Reading about the 'Broken Windows'
theory that was used to defeat casual crime in 90s New York, and about Zimbardo's 'Stanford prison experiment'
, I'm thinking hard about how context and situation are responsible for negative or confrontational student responses. Having been shoved, bruised or thumped four more times in the last two days, it behooves me, as the adult in all these interchanges, to analyse whether my own behaviour contributed positively or negatively to each situation.Situation 1:
Strange kid at door signals to Huseyin
, Huseyin throws fizzy drink about the room, gets removed, strange kid - Robert - forcibly pushes me out of the way, twice, to retrieve Huseyin's things.Context:
Huseyin knew that, according to the broken windows theory, I try to ensure absolutely predictable responses to small infringements of rules. Three strikes and you're out, one action against property or person and you're out. He devised a way of utilising that to his own benefit.Situtation:
Lack of follow up on serious incidents when they involve children the management perceive as illiterate or unteachable. My own tractability - if a kid gets past me on the way in, I'm stupid to try to stop him on the way out. But also: my prime concern became immediately the classroom full of other fourteen year olds. I asked them to stand back, so that these boys weren't encouraged by their closeness to do anything to get themselves into worse trouble, and they complied quietly, didn't use the excuse of chaos Huseyin had offered them.Situation 2:
Strange Robert, as he shall henceforth be known, is accompanied by a stern looking anger management specialist to my room, and apologises. I don't know the kid. I accept his apology.
Later, he returns with Huseyin
, who attempts to apologise, but can't resist insulting me and protesting his innocence simultaneously. He begins hectoring me about why I reported his behaviour. When it becomes clear that he isn't listening to any replies, and that he has pals outside the door, I leave the room, walk slowly to an office where I know there will be more adult witnesses if any further attacks should occur. Stand in the doorway repeating in low tones that I don't wish to discuss it with him right now. Huseyin screams repeatedly at me, though now it's witnessed by eight other adults. One of them takes advantage of my perceived guilt in setting Huseyin up, and his comparative innocence, to escort him off the premises. Huseyin ignores him.Context:
Removing the isolation of an empty classroom after school removed Huseyin's power to intimidate me. The knowledge that incidents are reported routinely to other staff created consequence and the need to at least nominally apologise.Situation:
Adding extra adults added gravitas to the situation. However it showed that adults don't have authority over Huseyin. They do over Robert.
Also, I made it clear that I was the person who decided if an apology was acceptable or not. Small victory. Situation 3:
While covering a music class (work set "they all know what to do." Cheers for that, Mister S--), a bunch of about twenty fourteen year olds decide to run in and out of all the classes in the building, piling in as a group, starting a fight with the first kid they recognise, and then piling out again, fast and en masse.

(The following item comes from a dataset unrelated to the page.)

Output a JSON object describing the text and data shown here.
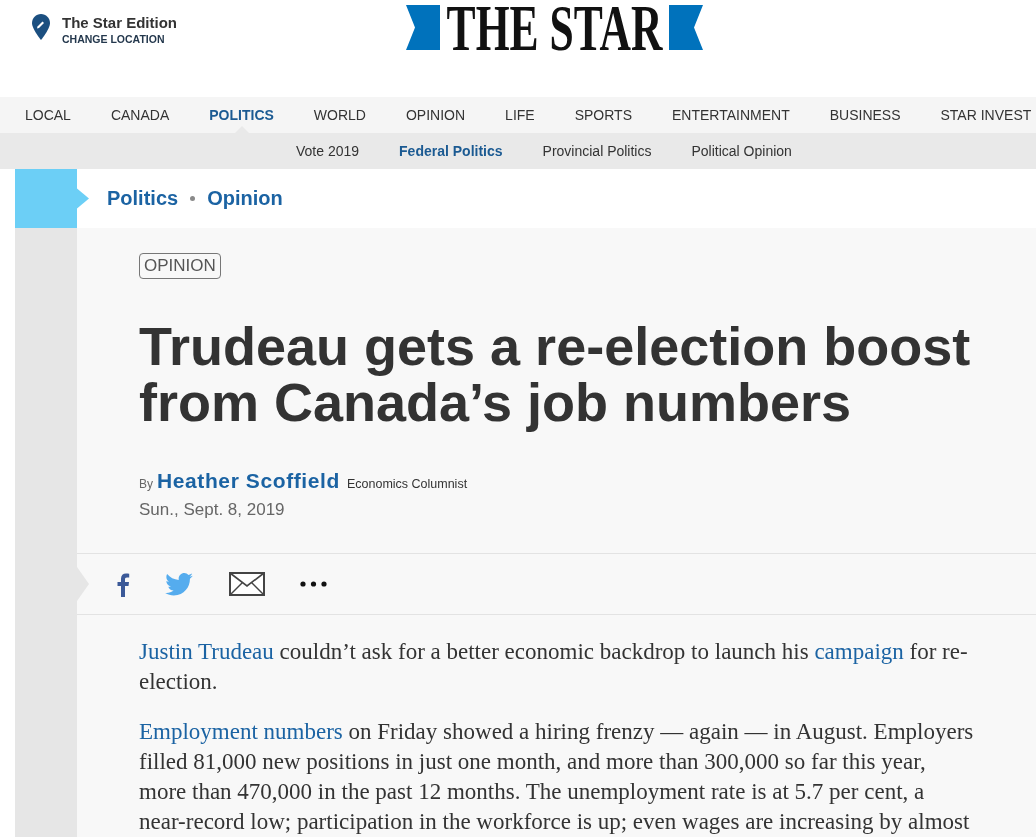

Three girls from my class pile out with them.
Without really recognising the kids in my music cover lesson, I have to decide quickly if they were in part responsible, or victims of what happened. Almost all of these kids (my school is huge) were strangers to me. It would be easy to go over the top.
I try to memorise body language, stance, numbers. I think my lot are innocent. The beleaguered deputy head arrives. I explain events, then defend this lot - they weren't a party to it, and they didn't encourage it. I call a register again, to determine who the three girls who've left are - there's no question that any of these kids will be brave enough to name them.
When they reappear, I refuse to let them in. The head of Music can't help, I can see him physically restraining Huseyin
and - surprise surprise - Robert next door, so when another teacher relieves me of cover duty, I tear a strip off the three girls and take them away with me to write letters of apology. Doing so, I insist on accuracy, rather than elaborate self-defence statements. It works. They apologise.Context:
A school where children can apparently get away with this 'rushing' and harming of individuals is pretty much on the brink of losing control.
The rapid appearance of a deputy head signalled to other children that matters would be dealt with, but more public response is needed if children are not to think that these invasions are normal, are an everyday possibility.
I see kids' eyes on the corridors when they approach louder or older kids. My presence as an adult doesn't inhibit the fear reflected as they swerve and weave away. The perception here is that kids aren't so safe from each other.
More worryingly, that adults can't protect them.
We need to change that context. Desperately.Situation:
Cover teachers have so much less control than staff who know students' names. I managed this one, I think, although only just - by not expecting students to 'grass', but identifying the culprits and providing real consequences anyway. It would have been easy not to take responsibility - walk away, this is a cover lesson, it's the music department's responsibility, it's the deputy's responsibility. Instead I gave up my time to make it clear to those three kids that anyone at this school will make it their business to see that consequences will be explicit, and inevitable.
Without the context, however, this is railing against a tide.
At another school, we used to have a name for this. We used to name it repeatedly, explicity, as often as we could, and define it around ten times daily. We used to do that because we had to. The name?
Something you can only achieve by working together